July 7, 2018, Rock Penstemon, Penstemon deustus
Going outdoors with children is a special treat because they always see things that I would otherwise miss. Like this pretty spider that my chikas and their cousin found hanging on the manzanita shrubs. 
July 7, 2018

The Subway Cave trail is small but very rich. A celebration of fantastic geology and complex community of plants and animals. Once discovered - this place has become a top pilgrimage site for me. I think I've mentioned that in the beginning of the post, I never miss an opportunity to go there whenever I'm around that area.
July 7, 2018 Small leaved Horsemint, Agastache parvifolia near the parking lot. 

Many thanks to members of the California Native Plants Society for their help in identifying plants!


  1. I love reading you, it's like going there all over again...
    as for the Mimulus - it's not that the name changed, but the genus "Mimulus" that had many species, was split to several genera, including Mimulus, Diplacus, Erythranthe.
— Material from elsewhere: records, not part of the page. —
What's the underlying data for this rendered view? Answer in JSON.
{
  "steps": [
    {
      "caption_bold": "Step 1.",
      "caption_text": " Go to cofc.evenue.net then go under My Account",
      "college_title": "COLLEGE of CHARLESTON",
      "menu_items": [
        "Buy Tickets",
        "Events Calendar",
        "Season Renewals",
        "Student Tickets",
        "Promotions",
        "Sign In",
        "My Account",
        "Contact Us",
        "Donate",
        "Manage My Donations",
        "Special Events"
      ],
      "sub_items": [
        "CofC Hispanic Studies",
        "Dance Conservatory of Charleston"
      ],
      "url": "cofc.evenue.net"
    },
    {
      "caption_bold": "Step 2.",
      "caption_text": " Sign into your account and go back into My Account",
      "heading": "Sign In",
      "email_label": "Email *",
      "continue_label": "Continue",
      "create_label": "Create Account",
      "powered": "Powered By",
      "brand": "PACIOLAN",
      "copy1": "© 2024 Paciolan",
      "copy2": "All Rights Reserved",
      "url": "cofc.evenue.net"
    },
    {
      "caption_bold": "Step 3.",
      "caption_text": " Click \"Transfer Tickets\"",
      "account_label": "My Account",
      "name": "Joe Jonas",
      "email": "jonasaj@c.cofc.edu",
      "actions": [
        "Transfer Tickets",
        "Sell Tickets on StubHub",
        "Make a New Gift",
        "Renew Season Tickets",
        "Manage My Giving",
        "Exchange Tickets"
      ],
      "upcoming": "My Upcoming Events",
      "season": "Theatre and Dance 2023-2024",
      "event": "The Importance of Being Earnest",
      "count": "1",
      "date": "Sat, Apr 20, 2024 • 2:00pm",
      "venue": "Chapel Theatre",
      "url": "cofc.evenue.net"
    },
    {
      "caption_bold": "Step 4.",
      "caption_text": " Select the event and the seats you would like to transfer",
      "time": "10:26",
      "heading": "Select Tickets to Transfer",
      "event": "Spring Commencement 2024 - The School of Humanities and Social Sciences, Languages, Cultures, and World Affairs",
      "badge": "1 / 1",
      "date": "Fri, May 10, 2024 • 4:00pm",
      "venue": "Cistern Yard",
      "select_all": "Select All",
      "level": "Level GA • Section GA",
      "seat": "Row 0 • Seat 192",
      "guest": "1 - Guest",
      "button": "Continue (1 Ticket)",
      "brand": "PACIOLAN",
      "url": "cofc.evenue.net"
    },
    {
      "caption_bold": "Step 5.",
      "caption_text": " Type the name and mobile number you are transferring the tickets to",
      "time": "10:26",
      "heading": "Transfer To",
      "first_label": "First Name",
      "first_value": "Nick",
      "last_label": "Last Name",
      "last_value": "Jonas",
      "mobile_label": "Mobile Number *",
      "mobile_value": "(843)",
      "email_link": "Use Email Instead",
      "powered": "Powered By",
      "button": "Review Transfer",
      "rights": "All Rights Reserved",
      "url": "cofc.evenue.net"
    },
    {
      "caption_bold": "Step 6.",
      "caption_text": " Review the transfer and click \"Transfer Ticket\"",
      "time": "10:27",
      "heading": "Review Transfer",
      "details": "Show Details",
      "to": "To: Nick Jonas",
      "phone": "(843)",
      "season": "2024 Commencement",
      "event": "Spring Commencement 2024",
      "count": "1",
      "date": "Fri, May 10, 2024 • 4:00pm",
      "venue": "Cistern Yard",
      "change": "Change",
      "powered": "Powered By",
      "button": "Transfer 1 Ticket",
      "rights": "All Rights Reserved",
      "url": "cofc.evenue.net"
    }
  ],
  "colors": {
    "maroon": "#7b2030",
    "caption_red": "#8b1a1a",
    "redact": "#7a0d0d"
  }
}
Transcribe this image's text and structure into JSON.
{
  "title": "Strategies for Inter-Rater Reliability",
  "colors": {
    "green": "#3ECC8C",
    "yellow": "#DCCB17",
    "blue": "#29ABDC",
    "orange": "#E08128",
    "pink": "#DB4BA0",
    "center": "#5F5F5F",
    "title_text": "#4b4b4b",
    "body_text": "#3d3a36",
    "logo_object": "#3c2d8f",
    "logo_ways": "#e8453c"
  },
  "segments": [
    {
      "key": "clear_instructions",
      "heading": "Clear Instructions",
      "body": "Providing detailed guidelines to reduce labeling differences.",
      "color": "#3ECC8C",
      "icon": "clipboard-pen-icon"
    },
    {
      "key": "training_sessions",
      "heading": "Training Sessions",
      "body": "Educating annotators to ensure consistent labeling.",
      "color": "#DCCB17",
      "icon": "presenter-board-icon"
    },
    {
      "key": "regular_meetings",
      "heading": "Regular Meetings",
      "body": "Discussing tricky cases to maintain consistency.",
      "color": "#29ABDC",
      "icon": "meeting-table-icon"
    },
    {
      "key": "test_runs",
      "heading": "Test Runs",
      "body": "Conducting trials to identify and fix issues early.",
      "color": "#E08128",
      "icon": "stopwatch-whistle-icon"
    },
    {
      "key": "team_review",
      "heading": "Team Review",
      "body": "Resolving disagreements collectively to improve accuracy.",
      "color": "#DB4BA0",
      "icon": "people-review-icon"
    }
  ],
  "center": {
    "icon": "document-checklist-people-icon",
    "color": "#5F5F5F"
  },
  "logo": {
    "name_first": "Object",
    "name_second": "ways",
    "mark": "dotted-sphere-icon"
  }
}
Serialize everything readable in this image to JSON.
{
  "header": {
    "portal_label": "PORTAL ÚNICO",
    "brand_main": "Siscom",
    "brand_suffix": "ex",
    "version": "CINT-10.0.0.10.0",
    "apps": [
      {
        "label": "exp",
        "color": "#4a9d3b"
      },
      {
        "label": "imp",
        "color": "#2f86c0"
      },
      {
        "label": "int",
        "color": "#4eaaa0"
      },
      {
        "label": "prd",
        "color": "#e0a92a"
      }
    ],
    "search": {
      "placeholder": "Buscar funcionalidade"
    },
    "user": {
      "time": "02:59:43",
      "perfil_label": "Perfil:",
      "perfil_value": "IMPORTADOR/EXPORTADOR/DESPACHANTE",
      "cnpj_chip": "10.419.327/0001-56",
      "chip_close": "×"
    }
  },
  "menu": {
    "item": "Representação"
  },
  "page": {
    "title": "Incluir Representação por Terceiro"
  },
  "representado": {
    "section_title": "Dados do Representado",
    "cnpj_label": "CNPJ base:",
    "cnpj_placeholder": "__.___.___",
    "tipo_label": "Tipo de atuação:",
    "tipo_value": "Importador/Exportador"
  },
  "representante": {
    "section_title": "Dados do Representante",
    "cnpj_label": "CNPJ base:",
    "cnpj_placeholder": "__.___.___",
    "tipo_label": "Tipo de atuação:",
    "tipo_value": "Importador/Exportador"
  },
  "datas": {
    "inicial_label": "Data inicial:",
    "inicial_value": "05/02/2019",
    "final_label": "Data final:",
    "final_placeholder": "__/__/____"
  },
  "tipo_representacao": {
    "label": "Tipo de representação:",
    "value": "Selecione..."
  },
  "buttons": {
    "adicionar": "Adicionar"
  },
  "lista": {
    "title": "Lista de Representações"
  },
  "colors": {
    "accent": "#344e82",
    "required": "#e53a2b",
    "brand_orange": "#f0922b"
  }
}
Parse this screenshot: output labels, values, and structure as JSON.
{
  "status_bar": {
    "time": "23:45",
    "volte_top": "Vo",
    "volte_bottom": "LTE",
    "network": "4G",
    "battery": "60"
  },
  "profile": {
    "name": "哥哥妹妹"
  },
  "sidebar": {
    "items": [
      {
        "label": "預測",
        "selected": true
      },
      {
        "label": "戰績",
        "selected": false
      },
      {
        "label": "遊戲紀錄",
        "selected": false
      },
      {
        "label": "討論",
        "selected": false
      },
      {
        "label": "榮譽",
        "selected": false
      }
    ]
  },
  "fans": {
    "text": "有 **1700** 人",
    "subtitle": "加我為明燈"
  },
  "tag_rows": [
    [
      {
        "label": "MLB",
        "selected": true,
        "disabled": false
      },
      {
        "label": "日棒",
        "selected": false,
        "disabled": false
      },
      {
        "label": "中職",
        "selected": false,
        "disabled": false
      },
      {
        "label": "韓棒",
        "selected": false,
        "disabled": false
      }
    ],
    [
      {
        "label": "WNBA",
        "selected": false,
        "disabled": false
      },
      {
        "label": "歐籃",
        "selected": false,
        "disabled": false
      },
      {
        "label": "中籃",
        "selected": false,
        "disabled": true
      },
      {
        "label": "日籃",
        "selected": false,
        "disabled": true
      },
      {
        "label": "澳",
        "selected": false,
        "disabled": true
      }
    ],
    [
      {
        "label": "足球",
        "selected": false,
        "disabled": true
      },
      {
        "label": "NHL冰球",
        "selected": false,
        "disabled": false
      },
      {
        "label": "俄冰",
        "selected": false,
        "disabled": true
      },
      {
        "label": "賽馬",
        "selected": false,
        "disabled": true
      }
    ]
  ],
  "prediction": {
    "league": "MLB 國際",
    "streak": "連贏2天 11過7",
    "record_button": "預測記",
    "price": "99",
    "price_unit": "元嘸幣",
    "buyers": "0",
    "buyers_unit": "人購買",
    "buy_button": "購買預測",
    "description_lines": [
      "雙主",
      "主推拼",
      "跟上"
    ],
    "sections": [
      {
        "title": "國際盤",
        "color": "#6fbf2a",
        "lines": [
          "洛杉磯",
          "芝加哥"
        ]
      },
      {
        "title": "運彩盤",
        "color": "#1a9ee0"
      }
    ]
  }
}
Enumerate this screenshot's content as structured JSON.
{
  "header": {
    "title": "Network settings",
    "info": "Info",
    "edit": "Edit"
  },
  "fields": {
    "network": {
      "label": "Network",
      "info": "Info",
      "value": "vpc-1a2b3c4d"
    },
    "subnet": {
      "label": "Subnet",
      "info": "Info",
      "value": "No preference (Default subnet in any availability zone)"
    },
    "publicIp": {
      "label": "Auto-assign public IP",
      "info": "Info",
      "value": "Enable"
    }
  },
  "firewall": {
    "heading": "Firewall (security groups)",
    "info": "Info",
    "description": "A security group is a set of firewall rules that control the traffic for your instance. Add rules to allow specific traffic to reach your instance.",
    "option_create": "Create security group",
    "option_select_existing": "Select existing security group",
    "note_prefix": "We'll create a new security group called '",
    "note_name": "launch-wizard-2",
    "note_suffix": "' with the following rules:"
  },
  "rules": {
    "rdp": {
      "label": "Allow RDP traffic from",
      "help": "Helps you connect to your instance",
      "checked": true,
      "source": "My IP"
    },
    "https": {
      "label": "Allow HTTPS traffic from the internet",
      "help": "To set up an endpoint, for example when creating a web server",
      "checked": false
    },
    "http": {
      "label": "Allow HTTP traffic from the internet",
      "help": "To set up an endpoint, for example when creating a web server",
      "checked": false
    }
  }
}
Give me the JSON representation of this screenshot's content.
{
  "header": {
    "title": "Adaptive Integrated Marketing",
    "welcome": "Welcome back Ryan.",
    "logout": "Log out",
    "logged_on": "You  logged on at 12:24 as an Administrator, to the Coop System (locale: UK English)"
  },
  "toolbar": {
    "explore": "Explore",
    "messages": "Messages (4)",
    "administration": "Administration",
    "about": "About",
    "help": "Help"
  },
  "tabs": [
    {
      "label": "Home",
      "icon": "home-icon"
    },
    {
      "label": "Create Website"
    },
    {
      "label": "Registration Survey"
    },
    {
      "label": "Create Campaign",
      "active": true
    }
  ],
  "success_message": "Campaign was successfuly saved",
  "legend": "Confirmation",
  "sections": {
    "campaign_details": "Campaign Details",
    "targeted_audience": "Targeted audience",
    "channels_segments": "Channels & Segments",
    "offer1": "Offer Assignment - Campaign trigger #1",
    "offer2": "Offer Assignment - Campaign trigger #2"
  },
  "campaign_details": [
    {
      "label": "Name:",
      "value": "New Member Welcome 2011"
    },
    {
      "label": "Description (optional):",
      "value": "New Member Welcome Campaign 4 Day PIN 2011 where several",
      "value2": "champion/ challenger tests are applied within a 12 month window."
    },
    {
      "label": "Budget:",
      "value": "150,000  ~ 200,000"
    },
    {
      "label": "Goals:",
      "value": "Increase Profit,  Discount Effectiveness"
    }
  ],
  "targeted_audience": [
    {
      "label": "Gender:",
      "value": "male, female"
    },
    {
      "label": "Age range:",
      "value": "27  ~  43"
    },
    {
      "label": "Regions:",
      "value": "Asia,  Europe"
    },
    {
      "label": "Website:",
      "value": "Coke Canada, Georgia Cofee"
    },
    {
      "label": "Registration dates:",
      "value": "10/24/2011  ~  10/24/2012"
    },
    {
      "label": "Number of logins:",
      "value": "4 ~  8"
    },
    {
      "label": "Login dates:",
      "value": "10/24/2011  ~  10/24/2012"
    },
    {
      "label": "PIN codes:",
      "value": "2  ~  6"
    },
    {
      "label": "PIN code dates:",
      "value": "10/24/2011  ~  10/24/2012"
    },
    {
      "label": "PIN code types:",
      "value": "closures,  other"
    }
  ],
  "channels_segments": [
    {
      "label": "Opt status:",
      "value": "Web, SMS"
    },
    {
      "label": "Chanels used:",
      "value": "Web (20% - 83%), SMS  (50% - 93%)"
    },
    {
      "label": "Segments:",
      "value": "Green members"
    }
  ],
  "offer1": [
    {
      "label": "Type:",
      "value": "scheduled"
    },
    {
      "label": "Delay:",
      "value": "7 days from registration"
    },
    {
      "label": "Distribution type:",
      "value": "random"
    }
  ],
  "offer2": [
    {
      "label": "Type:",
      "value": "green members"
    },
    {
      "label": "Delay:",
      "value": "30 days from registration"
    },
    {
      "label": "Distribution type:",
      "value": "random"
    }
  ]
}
I guess they found some genetic differences...

    1. Thank you my dear, for the perfect excuse for yet another visit of this lovely cave, and for all the great information! Next time - alpine bloom!

  2. This seems to be a great place. I would love giving you another execuse to go there someday :-)